In Five Secrets For Creating Successful Project Management Metrics, I mention as an example how tracking defect average repair times turned out to be a hugely useful project metric. What is also useful about these kind of key metrics, is they not only provide tactical insight into how a project is going, they also often provide an overall strategic view of how a project is progressing. This is often in contrast to more traditional overviews such as project plans, Gantt Charts, Critical Paths, Earned Value, Burn Down charts and the like.
While I’ve always used these traditional tools, I’ve often found that certain metric trend patterns (how a metric various over the life of a typical project) tells me more about where a project really is in its lifecycle than does a more established measure. For example, in software intensive development projects, three metrics often identified to me how well the project was doing:
1. The overall schedule. There were about four major milestones that really meant something for software. The total formal milestone count was something like eighteen, but only four really meant anything. How well we met each of these four milestones showed if the project was on time or not. The other milestones didn’t seem to have any predictive or consistent pattern. I could use the milestone duration from these four key milestones out of previously completed projects and they would be predictive of how our project would go.
2. Requirements lockdown progress. Here, while this was a part of a major milestone, the rate at which the requirements got defined and committed to by the development team was a key characteristic of the entire project life-cycle. While the process was set up waterfall style, in fact the requirements got committed incrementally over the life of the project and this “curve” of commitment (often miscategorized as requirements creep) identified quite clearly how the project was going.

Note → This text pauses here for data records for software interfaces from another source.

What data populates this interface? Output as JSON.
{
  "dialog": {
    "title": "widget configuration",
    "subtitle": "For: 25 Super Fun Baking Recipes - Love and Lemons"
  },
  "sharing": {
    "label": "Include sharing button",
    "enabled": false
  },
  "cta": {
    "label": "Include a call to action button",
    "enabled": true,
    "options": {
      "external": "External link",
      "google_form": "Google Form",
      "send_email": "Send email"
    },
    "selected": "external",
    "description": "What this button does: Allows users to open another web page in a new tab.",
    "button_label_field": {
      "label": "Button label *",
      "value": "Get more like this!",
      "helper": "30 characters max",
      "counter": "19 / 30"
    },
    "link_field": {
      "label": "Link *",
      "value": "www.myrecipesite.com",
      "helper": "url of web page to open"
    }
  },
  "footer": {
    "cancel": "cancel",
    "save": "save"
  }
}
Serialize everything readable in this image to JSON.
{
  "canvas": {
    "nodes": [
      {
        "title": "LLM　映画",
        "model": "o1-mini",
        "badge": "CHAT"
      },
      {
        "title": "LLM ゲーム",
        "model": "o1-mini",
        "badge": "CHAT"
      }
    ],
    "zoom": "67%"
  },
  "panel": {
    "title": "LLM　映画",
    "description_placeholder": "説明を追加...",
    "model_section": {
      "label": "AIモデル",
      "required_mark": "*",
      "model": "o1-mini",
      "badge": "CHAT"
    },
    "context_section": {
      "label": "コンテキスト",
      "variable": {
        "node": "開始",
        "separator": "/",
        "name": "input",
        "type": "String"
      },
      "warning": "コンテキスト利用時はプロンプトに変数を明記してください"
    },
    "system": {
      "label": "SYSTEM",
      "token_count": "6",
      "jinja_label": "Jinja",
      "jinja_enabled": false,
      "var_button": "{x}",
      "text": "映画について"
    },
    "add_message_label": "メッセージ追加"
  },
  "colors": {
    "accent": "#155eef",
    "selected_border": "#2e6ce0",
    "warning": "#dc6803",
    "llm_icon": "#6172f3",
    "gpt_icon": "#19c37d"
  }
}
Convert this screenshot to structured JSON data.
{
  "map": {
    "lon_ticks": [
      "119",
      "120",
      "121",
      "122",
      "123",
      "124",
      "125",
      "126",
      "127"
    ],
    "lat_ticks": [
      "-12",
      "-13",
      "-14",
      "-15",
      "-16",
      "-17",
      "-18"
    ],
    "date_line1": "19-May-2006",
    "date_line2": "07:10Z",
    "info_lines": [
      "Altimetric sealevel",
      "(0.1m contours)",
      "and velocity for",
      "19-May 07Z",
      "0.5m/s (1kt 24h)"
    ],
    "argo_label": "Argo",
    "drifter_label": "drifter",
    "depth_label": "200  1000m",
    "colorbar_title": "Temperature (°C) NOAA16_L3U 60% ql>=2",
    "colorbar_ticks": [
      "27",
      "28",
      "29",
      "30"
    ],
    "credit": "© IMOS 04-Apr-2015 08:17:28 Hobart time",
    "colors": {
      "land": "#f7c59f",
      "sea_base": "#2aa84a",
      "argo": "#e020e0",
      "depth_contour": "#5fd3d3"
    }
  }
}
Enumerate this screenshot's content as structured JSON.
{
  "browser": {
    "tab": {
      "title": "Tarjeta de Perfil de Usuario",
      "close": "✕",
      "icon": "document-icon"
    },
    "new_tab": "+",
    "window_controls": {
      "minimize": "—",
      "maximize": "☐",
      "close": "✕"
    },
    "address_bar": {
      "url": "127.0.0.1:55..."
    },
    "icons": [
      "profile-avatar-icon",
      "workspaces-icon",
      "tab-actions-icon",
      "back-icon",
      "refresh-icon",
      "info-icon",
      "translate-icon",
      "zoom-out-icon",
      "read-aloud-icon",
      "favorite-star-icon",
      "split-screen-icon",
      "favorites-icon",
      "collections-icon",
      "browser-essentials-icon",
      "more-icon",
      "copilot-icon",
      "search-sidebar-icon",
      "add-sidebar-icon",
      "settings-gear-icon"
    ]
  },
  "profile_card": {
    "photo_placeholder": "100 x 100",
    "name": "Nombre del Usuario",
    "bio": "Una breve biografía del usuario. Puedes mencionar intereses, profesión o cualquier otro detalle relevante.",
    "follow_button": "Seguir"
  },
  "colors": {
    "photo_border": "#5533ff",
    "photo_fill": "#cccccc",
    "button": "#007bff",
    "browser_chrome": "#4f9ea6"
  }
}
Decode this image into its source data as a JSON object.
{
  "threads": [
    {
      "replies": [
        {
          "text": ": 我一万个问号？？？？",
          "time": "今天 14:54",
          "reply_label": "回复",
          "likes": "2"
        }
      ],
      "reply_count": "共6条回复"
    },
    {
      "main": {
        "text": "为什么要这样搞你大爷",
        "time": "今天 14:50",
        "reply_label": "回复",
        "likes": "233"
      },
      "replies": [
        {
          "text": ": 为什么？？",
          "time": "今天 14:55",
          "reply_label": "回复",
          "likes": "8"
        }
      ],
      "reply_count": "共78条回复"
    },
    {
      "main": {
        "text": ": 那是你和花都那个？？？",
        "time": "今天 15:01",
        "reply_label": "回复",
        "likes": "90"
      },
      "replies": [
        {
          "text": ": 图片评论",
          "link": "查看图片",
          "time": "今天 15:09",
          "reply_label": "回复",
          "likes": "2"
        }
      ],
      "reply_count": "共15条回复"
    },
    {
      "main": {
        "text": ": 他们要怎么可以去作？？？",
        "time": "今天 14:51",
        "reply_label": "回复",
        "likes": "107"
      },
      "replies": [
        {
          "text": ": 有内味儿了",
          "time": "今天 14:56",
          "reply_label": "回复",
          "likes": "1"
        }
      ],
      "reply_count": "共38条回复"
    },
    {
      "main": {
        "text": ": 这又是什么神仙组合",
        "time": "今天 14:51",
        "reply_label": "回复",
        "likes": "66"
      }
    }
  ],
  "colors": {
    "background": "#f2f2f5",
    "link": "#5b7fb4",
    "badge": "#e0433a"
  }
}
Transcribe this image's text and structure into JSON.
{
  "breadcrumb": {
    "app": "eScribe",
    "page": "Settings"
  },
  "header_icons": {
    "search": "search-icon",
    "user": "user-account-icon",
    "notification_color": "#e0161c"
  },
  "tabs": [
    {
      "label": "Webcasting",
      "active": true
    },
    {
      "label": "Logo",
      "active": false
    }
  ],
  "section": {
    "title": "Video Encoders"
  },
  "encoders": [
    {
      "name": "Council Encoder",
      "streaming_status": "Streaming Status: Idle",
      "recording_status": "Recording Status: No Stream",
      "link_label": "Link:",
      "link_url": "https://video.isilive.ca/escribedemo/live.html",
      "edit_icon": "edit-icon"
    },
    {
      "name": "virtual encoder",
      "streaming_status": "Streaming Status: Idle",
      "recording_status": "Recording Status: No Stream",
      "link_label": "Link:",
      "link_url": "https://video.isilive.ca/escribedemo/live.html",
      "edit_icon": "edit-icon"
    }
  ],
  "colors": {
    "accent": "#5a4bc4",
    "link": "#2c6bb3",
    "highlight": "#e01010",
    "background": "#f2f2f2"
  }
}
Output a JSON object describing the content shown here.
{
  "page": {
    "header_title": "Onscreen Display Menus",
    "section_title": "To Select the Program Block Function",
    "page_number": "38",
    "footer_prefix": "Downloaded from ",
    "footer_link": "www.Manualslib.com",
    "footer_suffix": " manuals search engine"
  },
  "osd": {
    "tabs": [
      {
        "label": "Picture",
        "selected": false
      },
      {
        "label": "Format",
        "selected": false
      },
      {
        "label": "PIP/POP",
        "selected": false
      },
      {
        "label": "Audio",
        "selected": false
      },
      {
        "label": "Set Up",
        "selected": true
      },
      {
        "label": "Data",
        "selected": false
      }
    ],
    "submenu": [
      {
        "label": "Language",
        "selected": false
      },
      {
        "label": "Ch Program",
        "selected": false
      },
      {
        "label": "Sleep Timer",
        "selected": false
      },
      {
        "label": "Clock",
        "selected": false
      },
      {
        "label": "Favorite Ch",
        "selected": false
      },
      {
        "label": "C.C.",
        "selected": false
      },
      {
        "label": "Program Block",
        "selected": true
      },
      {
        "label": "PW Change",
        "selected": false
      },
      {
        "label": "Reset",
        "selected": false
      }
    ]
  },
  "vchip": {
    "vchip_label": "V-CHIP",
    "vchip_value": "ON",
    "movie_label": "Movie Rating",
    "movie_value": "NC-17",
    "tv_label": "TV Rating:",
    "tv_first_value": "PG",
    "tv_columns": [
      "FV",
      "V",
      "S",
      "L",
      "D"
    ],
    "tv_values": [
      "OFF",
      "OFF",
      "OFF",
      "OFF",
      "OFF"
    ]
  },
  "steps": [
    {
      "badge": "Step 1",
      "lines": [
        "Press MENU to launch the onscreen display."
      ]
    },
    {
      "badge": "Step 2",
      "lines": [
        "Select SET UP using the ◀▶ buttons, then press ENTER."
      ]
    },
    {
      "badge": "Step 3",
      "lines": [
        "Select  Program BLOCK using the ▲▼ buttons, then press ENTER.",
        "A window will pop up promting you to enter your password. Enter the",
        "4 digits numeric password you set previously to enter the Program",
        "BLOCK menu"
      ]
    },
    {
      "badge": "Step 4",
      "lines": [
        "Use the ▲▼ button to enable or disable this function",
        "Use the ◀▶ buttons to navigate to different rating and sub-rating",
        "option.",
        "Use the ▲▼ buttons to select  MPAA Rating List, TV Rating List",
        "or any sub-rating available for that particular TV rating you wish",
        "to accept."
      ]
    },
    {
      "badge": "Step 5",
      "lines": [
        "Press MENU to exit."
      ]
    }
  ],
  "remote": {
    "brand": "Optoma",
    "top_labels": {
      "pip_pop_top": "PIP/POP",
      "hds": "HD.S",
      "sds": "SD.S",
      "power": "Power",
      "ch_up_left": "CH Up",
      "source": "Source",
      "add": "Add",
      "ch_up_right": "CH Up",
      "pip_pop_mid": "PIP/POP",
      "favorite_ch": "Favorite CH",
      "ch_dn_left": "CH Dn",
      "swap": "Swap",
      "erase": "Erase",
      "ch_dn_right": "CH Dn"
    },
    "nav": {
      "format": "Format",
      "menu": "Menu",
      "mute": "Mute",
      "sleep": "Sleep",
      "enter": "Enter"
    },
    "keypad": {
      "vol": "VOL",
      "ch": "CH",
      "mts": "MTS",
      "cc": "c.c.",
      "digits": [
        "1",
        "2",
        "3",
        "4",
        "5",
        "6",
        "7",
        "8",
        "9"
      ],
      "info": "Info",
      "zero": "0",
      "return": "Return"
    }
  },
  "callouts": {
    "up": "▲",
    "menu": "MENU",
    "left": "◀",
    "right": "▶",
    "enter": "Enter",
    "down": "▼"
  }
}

3. Defect detection and repair. The defect curve rose, peaked, and fell during the course of software development. With experience, I could glance at the defect arrival curve and immediately know where the software was in the project’s life-cycle. I would call up project managers, of projects I was interested in, and ask them how they were doing. Before they would tell me, clearly, where they stood, I would eventually say “it looks like you are about three months behind, yes?” I would get a slight pause and then hear “yeah, that’s right — how did you know?”
Overall, the notion is that some key processes of the overall project management process will correlate well with the overall progress of the project. While we will try to have a perfect 1-1 relationship by building a huge milestone or project plan, it is often the case that the key processes will identify themselves.
Some of the critical characteristics of such a key measurement include that they are publicized widely and are also generally the result of many folks accomplishing their part of the project. Both characteristics are important. The publicized widely is critical as we need to hear or see the events take place. The many people involvement is important as it indicates many aspect of the project are involved and also helps prevent “spoofing” the data. My best example of this is defect data where we had thousands of defects reported and fixed on each project. There was so many people working on defects and so much data, and it was available to everyone, that it was hard for anyone to “play” with the data and hide the real progress and quality. Don’t get me wrong, we played with the data all the time, but anyone could go and pull the raw data and see where things really were.
Look for the overarching trends in our project or product development metrics. They very often provide a better guide to where a project is in its lifecycle then does our fully integrated life cycle project management tools, reports or dashboards.
What are the real indicators of progress (or lack of progress) in your project?